McCaughey’s low-risk directive follows years of missteps on risky U.S. subprime mortgages, structured debt and Enron Corp. CIBC had more than C$10.7 billion of pretax writedowns between 2007 and 2009, more than any other bank in the country during the financial crisis. Before then, the bank agreed to pay Enron shareholders $2.4 billion to settle claims from a class-action lawsuit tied to the failed energy trader. The Enron settlement was announced Aug. 2, 2005, the day after McCaughey took over as CEO from John Hunkin, who retired.
McCaughey stepped up efforts to lower risks after taking writedowns during the financial crisis, selling most of CIBC’s New York-based investment bank, exiting businesses such as European leveraged finance and scaling back on debt securities.
“From the first day he took the job, a key mandate for Gerry has been to reduce the risk profile of CIBC,” Sumit Malhotra, an analyst at Macquarie Capital Markets in Toronto, said in an April 24 interview. “It took a little while, but from a financial perspective I think CIBC has become the new bank of no surprises.”
The risk-adjusted return, which isn’t annualized, is calculated by dividing total return by volatility, or the degree of daily price variation, giving a measure of income per unit of risk. A higher volatility means the price of an asset can swing dramatically in a short period, increasing the potential for unexpected losses.
“CIBC is basically a very simplified bank,” David Atkins, a portfolio manager at Cardinal Capital in Winnipeg, Manitoba, who manages C$1.7 billion including Canadian bank stocks, said in an April 22 interview. “They’ve probably set out and accomplished what they wanted to do.”

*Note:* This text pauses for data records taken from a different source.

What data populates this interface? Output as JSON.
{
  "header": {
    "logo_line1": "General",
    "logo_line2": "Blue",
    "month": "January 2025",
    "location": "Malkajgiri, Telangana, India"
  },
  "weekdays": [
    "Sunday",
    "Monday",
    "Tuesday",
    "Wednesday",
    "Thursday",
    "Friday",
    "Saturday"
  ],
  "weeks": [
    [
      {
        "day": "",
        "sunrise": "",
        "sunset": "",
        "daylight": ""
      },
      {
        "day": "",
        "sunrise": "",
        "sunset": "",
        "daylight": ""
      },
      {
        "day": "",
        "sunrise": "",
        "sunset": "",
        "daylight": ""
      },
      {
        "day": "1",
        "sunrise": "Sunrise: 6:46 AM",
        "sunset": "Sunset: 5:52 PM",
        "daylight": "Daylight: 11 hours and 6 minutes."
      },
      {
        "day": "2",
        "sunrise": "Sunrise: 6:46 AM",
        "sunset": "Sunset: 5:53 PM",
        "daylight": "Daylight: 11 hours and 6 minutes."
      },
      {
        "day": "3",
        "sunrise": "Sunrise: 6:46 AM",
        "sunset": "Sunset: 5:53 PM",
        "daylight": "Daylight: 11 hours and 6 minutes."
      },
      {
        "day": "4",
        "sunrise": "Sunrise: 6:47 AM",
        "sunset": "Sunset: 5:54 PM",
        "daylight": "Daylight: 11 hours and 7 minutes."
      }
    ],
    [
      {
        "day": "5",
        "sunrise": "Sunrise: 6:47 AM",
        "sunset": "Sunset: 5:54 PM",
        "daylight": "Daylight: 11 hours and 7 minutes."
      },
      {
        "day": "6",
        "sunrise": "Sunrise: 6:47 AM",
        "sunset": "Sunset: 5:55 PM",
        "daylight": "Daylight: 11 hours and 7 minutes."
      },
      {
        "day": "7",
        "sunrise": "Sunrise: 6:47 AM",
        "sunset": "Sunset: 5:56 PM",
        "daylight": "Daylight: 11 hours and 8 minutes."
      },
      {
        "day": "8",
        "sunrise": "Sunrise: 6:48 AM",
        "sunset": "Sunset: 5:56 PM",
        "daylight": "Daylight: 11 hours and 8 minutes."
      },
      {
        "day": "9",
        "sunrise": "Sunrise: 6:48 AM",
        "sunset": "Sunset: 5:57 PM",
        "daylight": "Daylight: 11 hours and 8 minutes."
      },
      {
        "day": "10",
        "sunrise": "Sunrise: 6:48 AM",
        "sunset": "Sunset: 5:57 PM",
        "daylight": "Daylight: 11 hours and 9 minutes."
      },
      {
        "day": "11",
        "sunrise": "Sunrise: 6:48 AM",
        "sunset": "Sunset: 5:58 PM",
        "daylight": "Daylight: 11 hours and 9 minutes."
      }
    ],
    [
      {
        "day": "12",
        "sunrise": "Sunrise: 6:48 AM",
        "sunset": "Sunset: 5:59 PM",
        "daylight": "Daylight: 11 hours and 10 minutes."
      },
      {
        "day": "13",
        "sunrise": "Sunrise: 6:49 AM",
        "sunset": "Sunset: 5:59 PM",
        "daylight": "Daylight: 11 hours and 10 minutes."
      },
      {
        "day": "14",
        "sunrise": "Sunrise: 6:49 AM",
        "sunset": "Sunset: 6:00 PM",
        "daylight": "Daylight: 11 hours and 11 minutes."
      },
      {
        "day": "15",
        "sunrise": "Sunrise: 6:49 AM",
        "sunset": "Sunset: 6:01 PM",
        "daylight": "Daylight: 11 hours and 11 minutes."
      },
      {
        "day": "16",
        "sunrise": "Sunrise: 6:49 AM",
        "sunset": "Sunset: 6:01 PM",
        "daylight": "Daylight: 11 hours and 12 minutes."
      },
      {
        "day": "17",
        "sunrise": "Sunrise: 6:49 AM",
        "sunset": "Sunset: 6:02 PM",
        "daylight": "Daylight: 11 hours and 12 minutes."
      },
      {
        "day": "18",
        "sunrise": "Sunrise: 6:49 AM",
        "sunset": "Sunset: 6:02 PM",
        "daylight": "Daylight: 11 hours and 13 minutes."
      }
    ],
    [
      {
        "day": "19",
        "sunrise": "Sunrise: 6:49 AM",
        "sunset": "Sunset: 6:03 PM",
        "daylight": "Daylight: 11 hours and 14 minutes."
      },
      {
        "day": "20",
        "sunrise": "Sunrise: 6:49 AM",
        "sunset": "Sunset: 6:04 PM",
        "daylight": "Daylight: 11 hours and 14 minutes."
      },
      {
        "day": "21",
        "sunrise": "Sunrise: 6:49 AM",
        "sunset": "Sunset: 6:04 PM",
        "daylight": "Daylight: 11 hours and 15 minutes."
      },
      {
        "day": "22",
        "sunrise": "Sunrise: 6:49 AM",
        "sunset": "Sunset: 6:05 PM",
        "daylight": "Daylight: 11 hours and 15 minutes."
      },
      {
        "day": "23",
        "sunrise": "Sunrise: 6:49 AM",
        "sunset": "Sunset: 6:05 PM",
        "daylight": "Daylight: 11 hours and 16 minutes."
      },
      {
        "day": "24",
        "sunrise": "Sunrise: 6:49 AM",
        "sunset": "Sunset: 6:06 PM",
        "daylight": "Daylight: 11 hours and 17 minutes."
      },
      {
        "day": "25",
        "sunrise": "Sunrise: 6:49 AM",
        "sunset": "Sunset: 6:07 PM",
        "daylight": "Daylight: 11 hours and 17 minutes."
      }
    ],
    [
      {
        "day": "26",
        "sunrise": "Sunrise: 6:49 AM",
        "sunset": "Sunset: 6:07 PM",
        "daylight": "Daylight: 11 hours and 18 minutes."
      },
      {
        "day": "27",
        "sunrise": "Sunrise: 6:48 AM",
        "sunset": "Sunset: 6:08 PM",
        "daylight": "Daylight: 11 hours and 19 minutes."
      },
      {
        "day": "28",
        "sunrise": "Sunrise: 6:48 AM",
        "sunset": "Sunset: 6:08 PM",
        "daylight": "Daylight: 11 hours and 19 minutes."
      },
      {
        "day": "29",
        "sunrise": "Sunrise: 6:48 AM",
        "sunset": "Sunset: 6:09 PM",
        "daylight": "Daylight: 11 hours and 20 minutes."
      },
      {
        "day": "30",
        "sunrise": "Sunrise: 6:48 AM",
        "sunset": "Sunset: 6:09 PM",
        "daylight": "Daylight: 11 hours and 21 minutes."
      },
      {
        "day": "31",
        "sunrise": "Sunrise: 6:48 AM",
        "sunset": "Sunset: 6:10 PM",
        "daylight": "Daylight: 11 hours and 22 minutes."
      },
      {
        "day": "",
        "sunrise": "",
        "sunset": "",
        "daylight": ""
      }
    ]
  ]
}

CIBC has returned 12.7 percent in the past 12 months with price swings, the best among Canada’s largest six lenders, according to the data. In comparison, Bank of Montreal had a 12.6 percent return, Royal Bank returned 10.8 percent, Scotiabank 9.3 percent and National Bank 2.5 percent. Toronto-Dominion returned 2.2 percent in the period.
The stock closed yesterday little changed at C$78.91 for a market value of C$31.6 billion. CIBC advanced 7.4 percent in the 12 months through yesterday, the best performing stock along with Bank of Montreal in the eight-company Standard & Poor’s/TSX Commercial Banks Index.
“If you look at CIBC now, their dividend growth potential is very good, their earnings growth is steady,” Atkins said. “I’m not expecting them to really shoot the lights out, but if you can get 8, 10 percent earnings growth and you’re still getting 10 percent dividend growth, that’s going to be a very good investment over the long term.”
Canadian lenders have been ranked the world’s soundest for the past five years by the Geneva-based World Economic Forum. The banks index during the five-year period outperformed Canada’s benchmark S&P/TSX Composite Index, which has been almost unchanged in that span when accounting for volatility.
Canada’s commercial banks index returned 1.9 percent on a risk-adjusted basis for the five years, compared with the 0.5 percent decline of the KBW Bank Index of 24 U.S. lenders.
The Chicago Board Options Exchange Volatility Index, which reflects an estimate of future volatility of the S&P 500 Index, dropped to 13.62 yesterday from a November 2008 peak of 80.86.
McCaughey’s push for lower risk may come at a cost to investors, according to National Bank’s Routledge.
“Over periods longer than a year, lower risk can translate into slower growth and ultimately weaker shareholder returns,” Routledge said. “Fortune favors the bold.”
To contact the reporter on this story: Doug Alexander in Toronto at firstname.lastname@example.org